------ THE DATA
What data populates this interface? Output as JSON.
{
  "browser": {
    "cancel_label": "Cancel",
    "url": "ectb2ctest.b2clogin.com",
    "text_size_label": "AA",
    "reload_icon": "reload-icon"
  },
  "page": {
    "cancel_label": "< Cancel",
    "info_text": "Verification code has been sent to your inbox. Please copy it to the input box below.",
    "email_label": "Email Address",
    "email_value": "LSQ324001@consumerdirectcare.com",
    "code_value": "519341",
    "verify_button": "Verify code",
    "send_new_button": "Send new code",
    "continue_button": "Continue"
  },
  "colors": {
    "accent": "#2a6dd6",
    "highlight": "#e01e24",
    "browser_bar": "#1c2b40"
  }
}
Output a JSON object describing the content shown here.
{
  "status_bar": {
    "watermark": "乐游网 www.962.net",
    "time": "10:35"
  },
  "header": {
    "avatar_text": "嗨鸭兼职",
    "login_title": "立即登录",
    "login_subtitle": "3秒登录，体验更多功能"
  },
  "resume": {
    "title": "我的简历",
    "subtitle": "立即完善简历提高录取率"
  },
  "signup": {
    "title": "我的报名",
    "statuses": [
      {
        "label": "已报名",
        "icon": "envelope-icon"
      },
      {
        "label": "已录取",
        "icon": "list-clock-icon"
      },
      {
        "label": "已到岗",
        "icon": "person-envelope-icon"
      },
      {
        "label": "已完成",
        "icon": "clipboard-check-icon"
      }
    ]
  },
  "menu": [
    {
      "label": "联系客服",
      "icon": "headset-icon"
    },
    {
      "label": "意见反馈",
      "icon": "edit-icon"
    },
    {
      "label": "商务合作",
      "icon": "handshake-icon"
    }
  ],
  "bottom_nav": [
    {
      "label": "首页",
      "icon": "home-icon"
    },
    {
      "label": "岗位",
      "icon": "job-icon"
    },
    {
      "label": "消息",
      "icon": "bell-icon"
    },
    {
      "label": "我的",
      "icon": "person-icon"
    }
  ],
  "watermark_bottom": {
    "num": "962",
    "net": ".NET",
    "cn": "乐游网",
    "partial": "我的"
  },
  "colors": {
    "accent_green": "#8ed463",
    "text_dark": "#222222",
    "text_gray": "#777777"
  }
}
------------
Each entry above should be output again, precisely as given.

- SOLUTION -
What data populates this interface? Output as JSON.
{
  "browser": {
    "cancel_label": "Cancel",
    "url": "ectb2ctest.b2clogin.com",
    "text_size_label": "AA",
    "reload_icon": "reload-icon"
  },
  "page": {
    "cancel_label": "< Cancel",
    "info_text": "Verification code has been sent to your inbox. Please copy it to the input box below.",
    "email_label": "Email Address",
    "email_value": "LSQ324001@consumerdirectcare.com",
    "code_value": "519341",
    "verify_button": "Verify code",
    "send_new_button": "Send new code",
    "continue_button": "Continue"
  },
  "colors": {
    "accent": "#2a6dd6",
    "highlight": "#e01e24",
    "browser_bar": "#1c2b40"
  }
}
Output a JSON object describing the content shown here.
{
  "status_bar": {
    "watermark": "乐游网 www.962.net",
    "time": "10:35"
  },
  "header": {
    "avatar_text": "嗨鸭兼职",
    "login_title": "立即登录",
    "login_subtitle": "3秒登录，体验更多功能"
  },
  "resume": {
    "title": "我的简历",
    "subtitle": "立即完善简历提高录取率"
  },
  "signup": {
    "title": "我的报名",
    "statuses": [
      {
        "label": "已报名",
        "icon": "envelope-icon"
      },
      {
        "label": "已录取",
        "icon": "list-clock-icon"
      },
      {
        "label": "已到岗",
        "icon": "person-envelope-icon"
      },
      {
        "label": "已完成",
        "icon": "clipboard-check-icon"
      }
    ]
  },
  "menu": [
    {
      "label": "联系客服",
      "icon": "headset-icon"
    },
    {
      "label": "意见反馈",
      "icon": "edit-icon"
    },
    {
      "label": "商务合作",
      "icon": "handshake-icon"
    }
  ],
  "bottom_nav": [
    {
      "label": "首页",
      "icon": "home-icon"
    },
    {
      "label": "岗位",
      "icon": "job-icon"
    },
    {
      "label": "消息",
      "icon": "bell-icon"
    },
    {
      "label": "我的",
      "icon": "person-icon"
    }
  ],
  "watermark_bottom": {
    "num": "962",
    "net": ".NET",
    "cn": "乐游网",
    "partial": "我的"
  },
  "colors": {
    "accent_green": "#8ed463",
    "text_dark": "#222222",
    "text_gray": "#777777"
  }
}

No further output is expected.